A new report by the National Student Clearinghouse Research Center revisits the issue of individuals with “some college no credential” (SCNC). These individuals have earned some college credit but discontinued their studies before graduating. Since the NSCRC’s last report on the subject in 2019, the number of people who have some college no credential has increased from 36M to 39M.
According to the report, 1,127,317 Michigan residents started but did not finish college as of July 2021. Of these residents, 424,000 (38%) are aged 35 or younger. Nationally, nearly two-thirds of people who abandon college credits were last enrolled at a community college. Michigan college students account for 2.8% of the national post-secondary enrollment, but 3.1% of the nation’s SCNC population. For every currently enrolled undergraduate student in Michigan, there are nearly 2.4 individuals with some credit no credential.
Not surprisingly, Michigan ranks near the bottom of all states in terms of educational persistence. Persistence is a student’s tendency to return to school after successfully completing the previous term.
Re-enrollment is not unheard of. The study considered students who returned to school either full-time or part-time after at least three terms of non-enrollment. Of the 39 million students who had stopped out by July 2020, about 966,000 re-enrolled. Of those who re-enrolled about 532,000 persisted and about 58,500 earned a credential of some type within a year of re-enrolling.

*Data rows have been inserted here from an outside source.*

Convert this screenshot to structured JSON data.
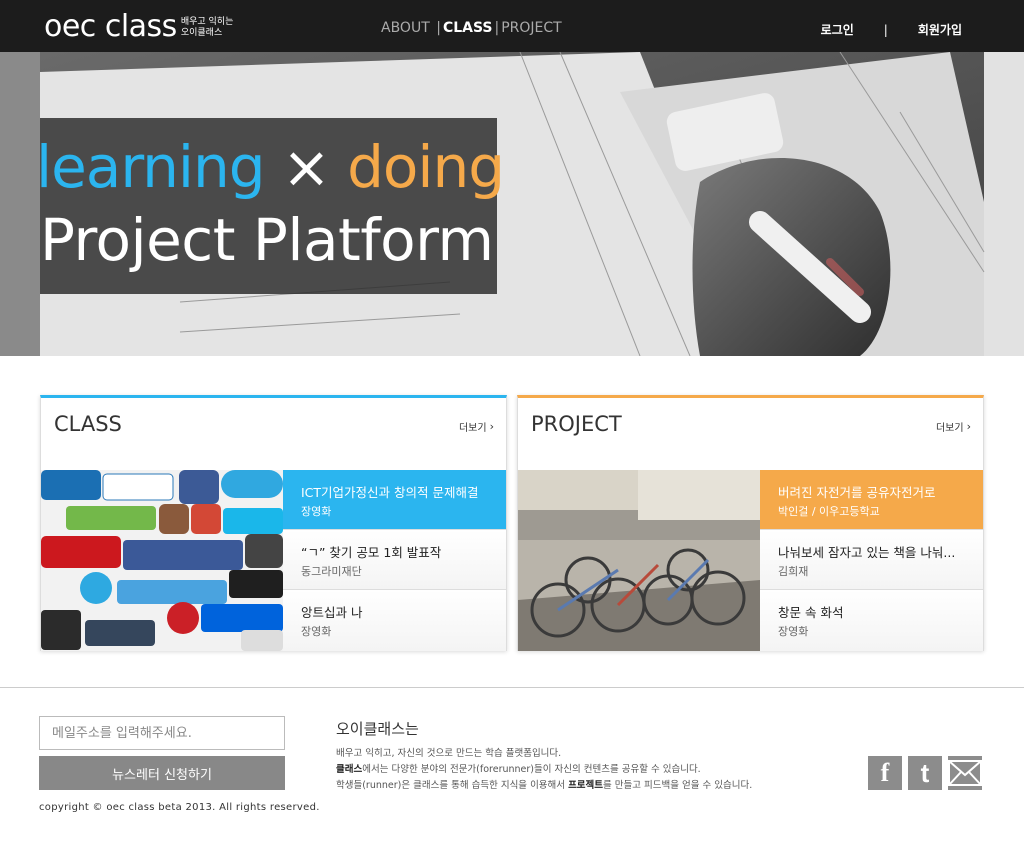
{
  "header": {
    "logo_main": "oec class",
    "logo_sub_line1": "배우고 익히는",
    "logo_sub_line2": "오이클래스",
    "nav": [
      "ABOUT",
      "CLASS",
      "PROJECT"
    ],
    "nav_active": "CLASS",
    "login": "로그인",
    "divider": "|",
    "signup": "회원가입"
  },
  "hero": {
    "word1": "learning",
    "times": "×",
    "word2": "doing",
    "line2": "Project Platform"
  },
  "class_panel": {
    "title": "CLASS",
    "more": "더보기",
    "items": [
      {
        "title": "ICT기업가정신과 창의적 문제해결",
        "subtitle": "장영화",
        "selected": true
      },
      {
        "title": "“ㄱ” 찾기 공모 1회 발표작",
        "subtitle": "동그라미재단",
        "selected": false
      },
      {
        "title": "앙트십과 나",
        "subtitle": "장영화",
        "selected": false
      }
    ]
  },
  "project_panel": {
    "title": "PROJECT",
    "more": "더보기",
    "items": [
      {
        "title": "버려진 자전거를 공유자전거로",
        "subtitle": "박인걸 / 이우고등학교",
        "selected": true
      },
      {
        "title": "나눠보세 잠자고 있는 책을 나눠...",
        "subtitle": "김희재",
        "selected": false
      },
      {
        "title": "창문 속 화석",
        "subtitle": "장영화",
        "selected": false
      }
    ]
  },
  "footer": {
    "email_placeholder": "메일주소를 입력해주세요.",
    "subscribe_label": "뉴스레터 신청하기",
    "copyright": "copyright © oec class beta 2013. All rights reserved.",
    "about_title": "오이클래스는",
    "about_line1": "배우고 익히고, 자신의 것으로 만드는 학습 플랫폼입니다.",
    "about_line2_bold": "클래스",
    "about_line2_rest": "에서는 다양한 분야의 전문가(forerunner)들이 자신의 컨텐츠를 공유할 수 있습니다.",
    "about_line3_a": "학생들(runner)은 클래스를 통해 습득한 지식을 이용해서 ",
    "about_line3_bold": "프로젝트",
    "about_line3_b": "를 만들고 피드백을 얻을 수 있습니다.",
    "social": [
      "facebook-icon",
      "tumblr-icon",
      "mail-icon"
    ]
  },
  "colors": {
    "blue": "#2bb5ef",
    "orange": "#f5a94a",
    "dark": "#1c1c1c"
  }
}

Some college no credential and the role of the community college
Just as a community college was the most likely exit route for students, it is also the most likely return path for re-enrolled students. Further, community college students are most likely to return to the institution they left. However, only about half of re-enrolled community college students persisted.
Students drop out for many reasons, including the current condition of the labor market. According to the Bureau of Labor Statistics, the national unemployment rate was 3.6% in April, unchanged from March. In short, workers are in demand, so the pressure to attend college is low.
The age at which students disenroll is important. People aged 25-34 represent the largest percentage of SCNC residents in the state. It’s not a coincidence that this is also the age at which people are most likely to have young children. According to a 2021 Institute for Women’s Policy Research, only 18% of student-parents earn an associate’s or bachelor’s degree within six years of their first enrollment. At any given time, however, student parents make up about a quarter of students on campus.
Student parents have a lot working against them, most notably, time and money. Affordable childcare ranks among the top barriers to persistence for student parents. It’s also a primary reason student parents don’t re-enroll.
So, a community college that closes its affordable, on-campus childcare center will pretty much eliminate the opportunity for student parents to make a better life for themselves and their children. (Especially when the reason for the closure is to appropriate the childcare center’s building to improve the optics of the on-campus high school.)
It speaks to an administration that has little interest in serving the community that provides the bulk of its funding.
Washtenaw County taxpayers deserve better.
Photo Credit: Ken Lund, via Flickr